Netflix’s Emily in Paris hilariously captures, in a nutshell, the trial and tribulations faced by the enthusiastic, but french-illiterate protagonist, who often ended up misunderstanding others or putting her foot in her mouth. Not just the language, the general intention of the french people was lost on her. Agreed - Google translate with all its recent developments can be a good support to have. But as the eponymous Emily realised first-hand - no Google or translation tool can ever truly replace the ability to understand and speak a foreign language.
Technology today has made it possible for us to collaborate closely with individuals around the world, opening up a variety of opportunities for business, jobs and education. Whether you are applying for a job overseas or considering a degree or course at a French institute, having an intermediate proficiency in the official language of the people you work with is a must. Today, we take a cue from Emily and look at learning French as a foreign language.
And now the 5 important reasons that learning French as a foreign language may be a great idea now:
1. Job Opportunities
France is the fifth-largest economy in the world right now, and one of the most crucial requirements is knowledge of the French language for working or conducting business here. It is the official language in countries such as Belgium, Canada, Congo, Haiti and Switzerland. In fact, across various other countries, there are a large number of job opportunities where a working knowledge of an additional language is required. And being one of the six UN official languages, French is a highly prefered additional language by candidates.
2. Quality Education
Learning French can also make you eligible for quality education. France offers a wide range of advantages to International students, coming in 5th in terms of education across Europe. It offers specialised courses, affordable tuition and living costs, particularly in the smaller cities and towns, and of course the culture and heritage of France.
3. Appreciation of Culture
The language of culture, including dance, music, films, food, and fashion, is French. More Nobel Prizes for literature have been awarded to French nationals than to any other nation. The country is also known for its Gourmet meals and exquisite wines. The language provides access to outstanding literature in the original French, as well as films, songs, and a wide range of primary news media sources. Hence, knowing French allows you to grasp the cultural diversity and bypass the lost-in-translation phenomenon.
4. Life Skills
Learning French, or any foreign language for that matter is scientifically proven to improve your memory, self-discipline, and self-esteem. You can rapidly take pride in your new abilities because development is also easy to track. On the other hand, French is an excellent foundation for learning the other Romance languages such as Spanish, Italian, Portuguese, and Romanian, because they all developed from the same source and have a lot of similarities.
5. Travelling Perks
The ability to interact with locals when travelling is perhaps the clearest benefit of learning a foreign language. With more than 80 million visitors a year, France is the most popular travel destination in the world. While people in key tourist areas are able to talk in English, they are not particularly proficient. Also, your English skills will become less and less useful as you travel to areas of the country where foreigners are less common. Outside of France, nations like Monaco, Canada, Congo, Africa, Haiti, and Switzerland, are other nations where the official language is French and you will face the same problems when travelling there as well. Speaking French enables you to become an informed traveller, request directions, book your own hotel room, and converse with local people with ease.

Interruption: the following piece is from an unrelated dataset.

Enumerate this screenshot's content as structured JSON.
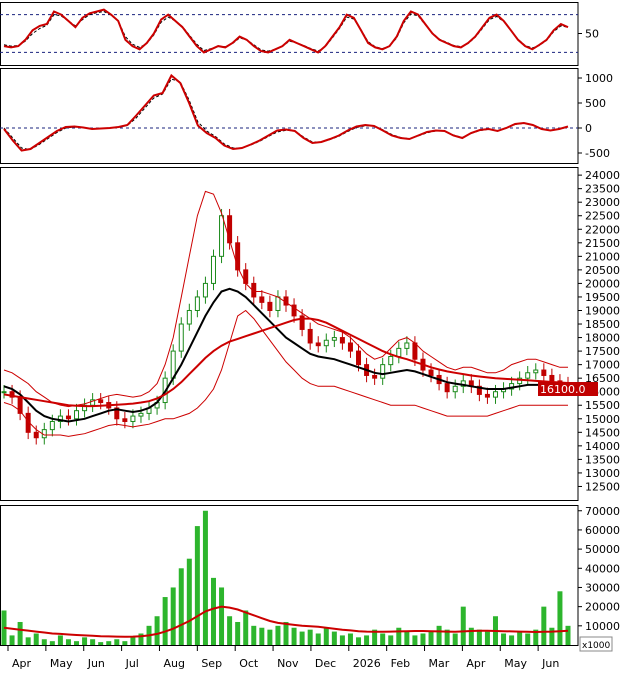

Challenges you may face when learning French as a Foreign Language
Notwithstanding the benefits, learning French can be a challenge, particularly for Indians. Even though over 30% of all English terms are directly or indirectly derived from French, English speakers learning French are likely to face the following problems (we also give you their solutions):
- Numerous parallels exist between French and English, but many of these can be called false friends, or false cognates. These are similar words or phrases which actually mean very different things. There is also the issue of syntax, as one language differs greatly from the other.
Solution: The solution to this problem is to be dedicated to learning the language well, practising it often - and most importantly, learning it from an expert trainer, ideally one-on-one.
- French can be tough when you consider the pronunciations. The French language consists of accents, silent letters, nasal sounds, contractions and of course the rolling of the r! Knowing how to speak English doesn’t really prepare you for these things.
Solution: Learning French using an audio tool, along with practising with a good tutor is the solution to this issue. Consider finding a conversation partner, listening to podcasts, working one-on-one with a French teacher, or watching French movies to work on your conversational French.
- Speaking of French movies - one problem that most learners will face early is being able to read the language but not being able to follow when someone is speaking. This is a combination of a number of factors - the French speak their native language quite fast and their treatment of letters is quite different from the English way we communicate.
Solution: Working with a French tutor with specialised knowledge is the best approach to avoid this problem. It also helps to continue listening to French alongside learning the grammar and syntax of the language. As you progress, you will be able to pick up the language better.
French can be the simplest language to learn if you are passionate and dedicated and are learning from a good tutor. Learning anything new may be both anxiety-inducing and exciting. But, enjoy the learning process and you will reap the rewards in the greatest way possible. Do not make language learning a chore; instead, make it an enjoyable experience.